● **Record extracts**
################

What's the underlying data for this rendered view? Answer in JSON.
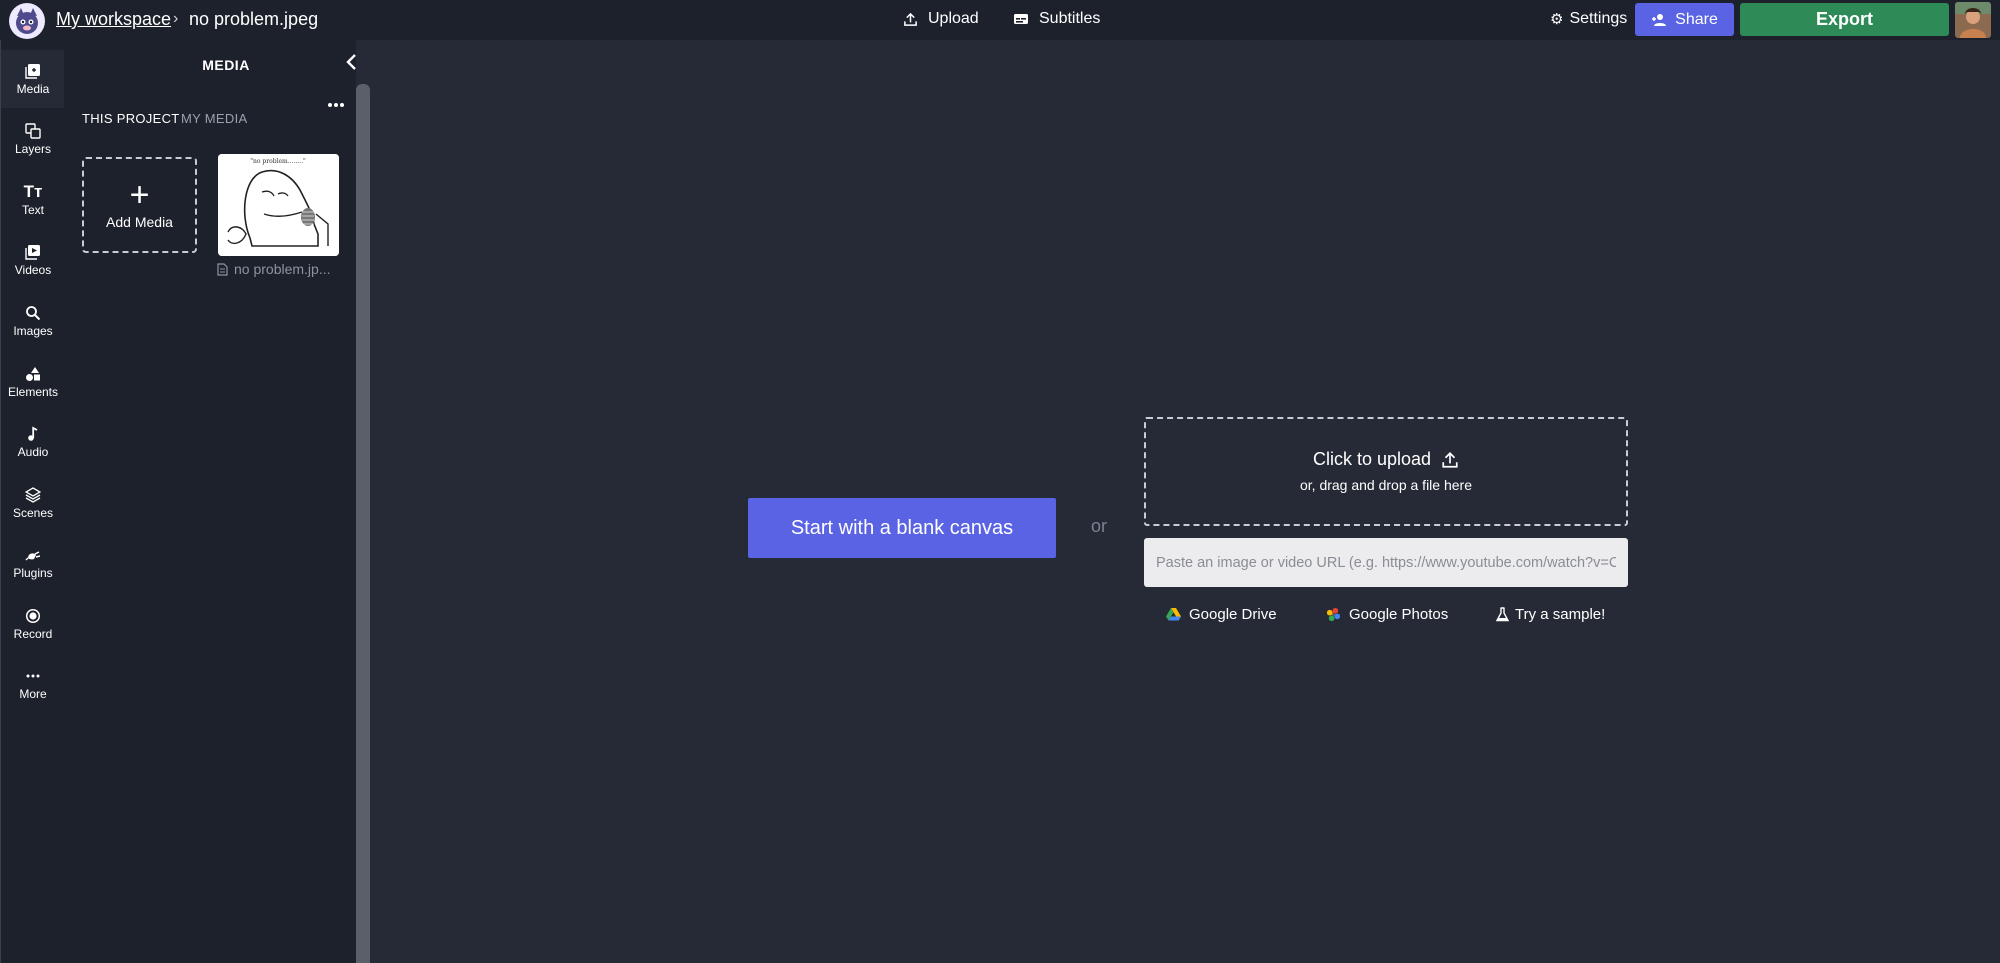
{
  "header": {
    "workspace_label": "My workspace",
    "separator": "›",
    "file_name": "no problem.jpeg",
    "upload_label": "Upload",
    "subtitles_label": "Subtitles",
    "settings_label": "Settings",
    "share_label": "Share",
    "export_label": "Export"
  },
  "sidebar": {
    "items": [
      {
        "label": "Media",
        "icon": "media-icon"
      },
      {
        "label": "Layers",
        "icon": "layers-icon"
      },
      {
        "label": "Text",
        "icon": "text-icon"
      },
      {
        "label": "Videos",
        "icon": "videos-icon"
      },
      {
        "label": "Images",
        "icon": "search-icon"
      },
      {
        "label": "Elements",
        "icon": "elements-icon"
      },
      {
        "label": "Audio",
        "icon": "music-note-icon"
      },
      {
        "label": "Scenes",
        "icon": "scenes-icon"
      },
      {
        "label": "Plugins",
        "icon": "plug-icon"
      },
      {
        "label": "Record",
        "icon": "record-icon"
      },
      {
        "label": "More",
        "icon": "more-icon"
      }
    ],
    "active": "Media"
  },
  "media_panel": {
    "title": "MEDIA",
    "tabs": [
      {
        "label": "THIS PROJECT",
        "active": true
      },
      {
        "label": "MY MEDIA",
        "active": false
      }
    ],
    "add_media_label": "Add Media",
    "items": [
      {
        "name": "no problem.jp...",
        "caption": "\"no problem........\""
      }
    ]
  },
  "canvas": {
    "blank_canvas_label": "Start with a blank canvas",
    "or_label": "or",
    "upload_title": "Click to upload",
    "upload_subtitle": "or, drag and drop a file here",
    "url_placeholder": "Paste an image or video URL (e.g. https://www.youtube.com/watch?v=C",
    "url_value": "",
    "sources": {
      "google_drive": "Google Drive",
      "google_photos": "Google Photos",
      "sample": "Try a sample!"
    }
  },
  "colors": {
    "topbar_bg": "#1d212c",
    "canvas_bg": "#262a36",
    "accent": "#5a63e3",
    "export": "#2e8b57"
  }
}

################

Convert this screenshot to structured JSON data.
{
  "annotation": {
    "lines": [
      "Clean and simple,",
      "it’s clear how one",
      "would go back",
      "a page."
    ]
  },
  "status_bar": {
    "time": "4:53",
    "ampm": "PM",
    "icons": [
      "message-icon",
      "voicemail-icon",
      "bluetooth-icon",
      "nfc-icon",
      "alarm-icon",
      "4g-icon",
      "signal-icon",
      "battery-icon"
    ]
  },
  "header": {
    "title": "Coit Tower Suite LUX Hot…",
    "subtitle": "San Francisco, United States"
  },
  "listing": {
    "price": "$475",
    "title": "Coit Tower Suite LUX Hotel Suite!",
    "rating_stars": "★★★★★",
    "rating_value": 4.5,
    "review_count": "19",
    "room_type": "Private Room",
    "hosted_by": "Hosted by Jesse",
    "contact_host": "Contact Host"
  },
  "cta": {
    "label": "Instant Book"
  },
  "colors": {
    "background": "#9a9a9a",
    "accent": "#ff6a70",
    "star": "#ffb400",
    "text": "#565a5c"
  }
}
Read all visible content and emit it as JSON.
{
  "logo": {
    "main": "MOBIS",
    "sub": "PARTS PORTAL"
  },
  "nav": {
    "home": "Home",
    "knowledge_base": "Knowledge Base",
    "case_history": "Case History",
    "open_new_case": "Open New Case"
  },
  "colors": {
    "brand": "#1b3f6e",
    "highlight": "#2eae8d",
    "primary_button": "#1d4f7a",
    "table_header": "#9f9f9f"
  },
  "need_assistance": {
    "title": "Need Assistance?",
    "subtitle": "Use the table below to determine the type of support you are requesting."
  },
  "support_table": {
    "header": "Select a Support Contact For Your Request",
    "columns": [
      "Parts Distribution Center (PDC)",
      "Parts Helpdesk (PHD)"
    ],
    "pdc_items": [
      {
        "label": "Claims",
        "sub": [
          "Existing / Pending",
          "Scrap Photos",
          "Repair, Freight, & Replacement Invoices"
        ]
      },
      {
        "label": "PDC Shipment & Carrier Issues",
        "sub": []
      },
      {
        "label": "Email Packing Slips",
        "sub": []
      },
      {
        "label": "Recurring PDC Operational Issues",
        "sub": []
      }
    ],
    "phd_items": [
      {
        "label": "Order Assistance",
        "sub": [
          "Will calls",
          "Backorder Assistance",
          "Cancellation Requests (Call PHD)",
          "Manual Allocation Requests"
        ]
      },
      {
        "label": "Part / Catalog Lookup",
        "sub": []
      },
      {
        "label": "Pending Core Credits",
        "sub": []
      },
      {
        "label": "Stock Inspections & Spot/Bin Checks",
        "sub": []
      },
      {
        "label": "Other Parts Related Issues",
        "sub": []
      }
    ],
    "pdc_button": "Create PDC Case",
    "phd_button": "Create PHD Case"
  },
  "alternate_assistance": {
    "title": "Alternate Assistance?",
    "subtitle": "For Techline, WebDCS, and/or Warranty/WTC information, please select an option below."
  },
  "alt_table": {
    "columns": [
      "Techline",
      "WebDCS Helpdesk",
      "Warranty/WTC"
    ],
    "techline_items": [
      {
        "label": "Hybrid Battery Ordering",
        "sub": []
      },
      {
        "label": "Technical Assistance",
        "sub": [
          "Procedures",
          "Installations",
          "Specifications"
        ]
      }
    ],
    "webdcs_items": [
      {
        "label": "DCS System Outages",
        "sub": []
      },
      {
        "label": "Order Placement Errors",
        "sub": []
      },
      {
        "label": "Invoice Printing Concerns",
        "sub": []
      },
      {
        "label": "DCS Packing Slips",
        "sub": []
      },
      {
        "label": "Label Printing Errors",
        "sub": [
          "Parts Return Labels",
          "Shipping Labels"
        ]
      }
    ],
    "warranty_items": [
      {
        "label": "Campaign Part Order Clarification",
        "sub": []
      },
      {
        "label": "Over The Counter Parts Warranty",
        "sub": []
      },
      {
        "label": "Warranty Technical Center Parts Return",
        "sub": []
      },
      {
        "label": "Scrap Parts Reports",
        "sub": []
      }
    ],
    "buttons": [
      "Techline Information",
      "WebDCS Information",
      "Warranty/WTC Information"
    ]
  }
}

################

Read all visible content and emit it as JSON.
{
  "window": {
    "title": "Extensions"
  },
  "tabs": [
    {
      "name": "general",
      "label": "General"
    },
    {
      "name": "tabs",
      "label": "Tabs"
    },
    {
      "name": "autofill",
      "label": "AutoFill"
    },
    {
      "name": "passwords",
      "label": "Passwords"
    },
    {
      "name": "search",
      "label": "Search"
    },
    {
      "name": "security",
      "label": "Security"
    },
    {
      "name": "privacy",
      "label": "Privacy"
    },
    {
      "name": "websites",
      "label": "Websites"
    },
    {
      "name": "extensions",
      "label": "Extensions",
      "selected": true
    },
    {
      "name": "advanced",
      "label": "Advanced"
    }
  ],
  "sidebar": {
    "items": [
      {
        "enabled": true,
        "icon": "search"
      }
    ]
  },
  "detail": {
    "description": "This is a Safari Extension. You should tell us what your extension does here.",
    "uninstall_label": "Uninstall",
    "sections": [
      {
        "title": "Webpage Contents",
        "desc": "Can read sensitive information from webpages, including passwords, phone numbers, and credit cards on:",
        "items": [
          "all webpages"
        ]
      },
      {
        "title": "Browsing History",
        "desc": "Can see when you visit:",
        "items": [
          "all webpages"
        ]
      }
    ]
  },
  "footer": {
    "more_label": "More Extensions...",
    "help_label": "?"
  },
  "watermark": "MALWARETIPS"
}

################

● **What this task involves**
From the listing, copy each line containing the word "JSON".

● **Output of the task**
What's the underlying data for this rendered view? Answer in JSON.
Convert this screenshot to structured JSON data.
Read all visible content and emit it as JSON.
Read all visible content and emit it as JSON.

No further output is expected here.